Neuroscientists fascinated by the teenage psyche have come together to publish a series of studies on what makes juveniles tick. Their findings reveal why teenage boys in particular act in such a risk-averse manner.
Many menus are meticulously designed not to inform the customer but to influence him/her to spend more money. The secret is psychology.
Researchers at George Washington University have identified a part of the brain that, when stimulated with an electric impulse, disrupts consciousness.
A UK study is one of a very few to address this commonly-held belief from a scientific perspective. It also suggests that multitasking should be considered when evaluating worker performance.

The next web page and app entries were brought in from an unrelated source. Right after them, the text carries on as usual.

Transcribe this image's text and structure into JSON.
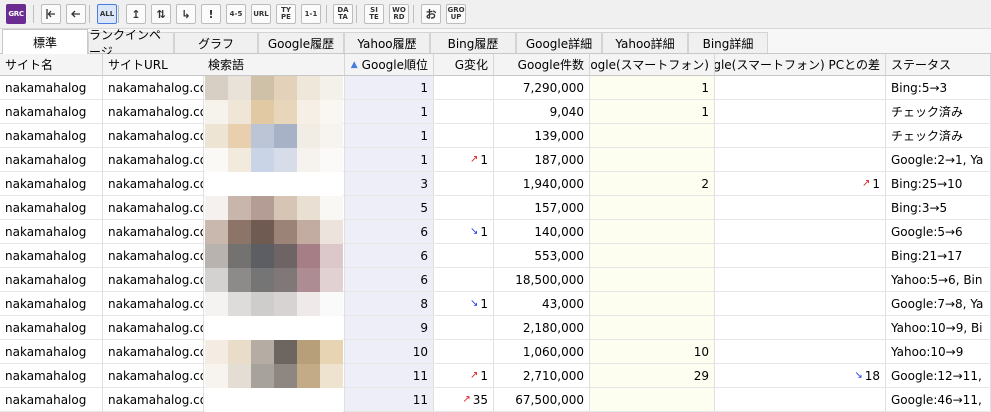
{
  "toolbar": {
    "logo": "GRC",
    "buttons": [
      {
        "name": "first-page-icon",
        "label": ""
      },
      {
        "name": "back-icon",
        "label": ""
      },
      {
        "name": "all-button",
        "label": "ALL"
      },
      {
        "name": "rank-up-button",
        "label": "↥"
      },
      {
        "name": "rank-updown-button",
        "label": "⇅"
      },
      {
        "name": "rank-down-button",
        "label": "↳"
      },
      {
        "name": "alert-button",
        "label": "!"
      },
      {
        "name": "range-button",
        "label": "4-5"
      },
      {
        "name": "url-button",
        "label": "URL"
      },
      {
        "name": "type-button",
        "label": "TYPE"
      },
      {
        "name": "one-one-button",
        "label": "1-1"
      },
      {
        "name": "data-button",
        "label": "DATA"
      },
      {
        "name": "site-button",
        "label": "SITE"
      },
      {
        "name": "word-button",
        "label": "WORD"
      },
      {
        "name": "o-button",
        "label": "お"
      },
      {
        "name": "group-button",
        "label": "GROUP"
      }
    ]
  },
  "tabs": [
    "標準",
    "ランクインページ",
    "グラフ",
    "Google履歴",
    "Yahoo履歴",
    "Bing履歴",
    "Google詳細",
    "Yahoo詳細",
    "Bing詳細"
  ],
  "columns": [
    "サイト名",
    "サイトURL",
    "検索語",
    "Google順位",
    "G変化",
    "Google件数",
    "Google(スマートフォン)",
    "Google(スマートフォン) PCとの差",
    "ステータス"
  ],
  "sort_indicator": "▲",
  "rows": [
    {
      "site": "nakamahalog",
      "url": "nakamahalog.co",
      "rank": "1",
      "change": "",
      "change_dir": "",
      "count": "7,290,000",
      "mobile": "1",
      "diff": "",
      "diff_dir": "",
      "status": "Bing:5→3"
    },
    {
      "site": "nakamahalog",
      "url": "nakamahalog.co",
      "rank": "1",
      "change": "",
      "change_dir": "",
      "count": "9,040",
      "mobile": "1",
      "diff": "",
      "diff_dir": "",
      "status": "チェック済み"
    },
    {
      "site": "nakamahalog",
      "url": "nakamahalog.co",
      "rank": "1",
      "change": "",
      "change_dir": "",
      "count": "139,000",
      "mobile": "",
      "diff": "",
      "diff_dir": "",
      "status": "チェック済み"
    },
    {
      "site": "nakamahalog",
      "url": "nakamahalog.co",
      "rank": "1",
      "change": "1",
      "change_dir": "up",
      "count": "187,000",
      "mobile": "",
      "diff": "",
      "diff_dir": "",
      "status": "Google:2→1, Ya"
    },
    {
      "site": "nakamahalog",
      "url": "nakamahalog.co",
      "rank": "3",
      "change": "",
      "change_dir": "",
      "count": "1,940,000",
      "mobile": "2",
      "diff": "1",
      "diff_dir": "up",
      "status": "Bing:25→10"
    },
    {
      "site": "nakamahalog",
      "url": "nakamahalog.co",
      "rank": "5",
      "change": "",
      "change_dir": "",
      "count": "157,000",
      "mobile": "",
      "diff": "",
      "diff_dir": "",
      "status": "Bing:3→5"
    },
    {
      "site": "nakamahalog",
      "url": "nakamahalog.co",
      "rank": "6",
      "change": "1",
      "change_dir": "down",
      "count": "140,000",
      "mobile": "",
      "diff": "",
      "diff_dir": "",
      "status": "Google:5→6"
    },
    {
      "site": "nakamahalog",
      "url": "nakamahalog.co",
      "rank": "6",
      "change": "",
      "change_dir": "",
      "count": "553,000",
      "mobile": "",
      "diff": "",
      "diff_dir": "",
      "status": "Bing:21→17"
    },
    {
      "site": "nakamahalog",
      "url": "nakamahalog.co",
      "rank": "6",
      "change": "",
      "change_dir": "",
      "count": "18,500,000",
      "mobile": "",
      "diff": "",
      "diff_dir": "",
      "status": "Yahoo:5→6, Bin"
    },
    {
      "site": "nakamahalog",
      "url": "nakamahalog.co",
      "rank": "8",
      "change": "1",
      "change_dir": "down",
      "count": "43,000",
      "mobile": "",
      "diff": "",
      "diff_dir": "",
      "status": "Google:7→8, Ya"
    },
    {
      "site": "nakamahalog",
      "url": "nakamahalog.co",
      "rank": "9",
      "change": "",
      "change_dir": "",
      "count": "2,180,000",
      "mobile": "",
      "diff": "",
      "diff_dir": "",
      "status": "Yahoo:10→9, Bi"
    },
    {
      "site": "nakamahalog",
      "url": "nakamahalog.co",
      "rank": "10",
      "change": "",
      "change_dir": "",
      "count": "1,060,000",
      "mobile": "10",
      "diff": "",
      "diff_dir": "",
      "status": "Yahoo:10→9"
    },
    {
      "site": "nakamahalog",
      "url": "nakamahalog.co",
      "rank": "11",
      "change": "1",
      "change_dir": "up",
      "count": "2,710,000",
      "mobile": "29",
      "diff": "18",
      "diff_dir": "down",
      "status": "Google:12→11,"
    },
    {
      "site": "nakamahalog",
      "url": "nakamahalog.co",
      "rank": "11",
      "change": "35",
      "change_dir": "up",
      "count": "67,500,000",
      "mobile": "",
      "diff": "",
      "diff_dir": "",
      "status": "Google:46→11,"
    }
  ],
  "colors": {
    "accent": "#4a7de0",
    "rank_bg": "#eeeef9",
    "mobile_bg": "#fdfdf0",
    "up": "#e0201f",
    "down": "#1f3ee0",
    "logo_bg": "#6b2c91"
  },
  "icons": {
    "up": "↗",
    "down": "↘"
  }
}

New research shows that variations in a particular genotype can make a person more likely to participate in "prosocial" acts, such as rescuing someone from drowning.
New research demonstrates that infants as young as eight months old understand that if an object is moving and appears to be in control of its movements, then it's got something inside it that's helping it to move.
It's the first time such conspicuous planning has been observed in the field -- in this case, Sumatra -- among non-human primates.
With severe and potentially deadly weather continuing tonight in the central United States, an important reminder of what not to do from a post on last fall's tornadoes in Oklahoma: The people of Oklahoma City suffered their second violent bout of tornados in as many weeks on Friday evening ...
Five guidelines for navigating the Internet from the great 19th-century liberal individualist.
The legal system is ill equipped to render justice in the tragic death of a young black man.
There is no ironclad guarantee that signing up to hurtle your body at 500+ mph several miles above the ground will result in safe passage to your destination.
Irrational tendencies mark human existence. Some can be of service to you, such as the phenomenon of honoring what economists call “sunk costs.”
According to the debt-averse deficit hawk position fueling Republican budget proposals, we need to slash government spending to promote economic growth. That assumption relies on a 2010 research paper by two Harvard economists that we now know is studded with errors.
A pet peeve that I have in the context of happiness research is that it’s called happiness research.
Recent studies suggest that Americans might be the worst research subjects on the planet. As one writer put it recently, "researchers had been doing the equivalent of studying penguins while believing that they were learning insights applicable to all birds.”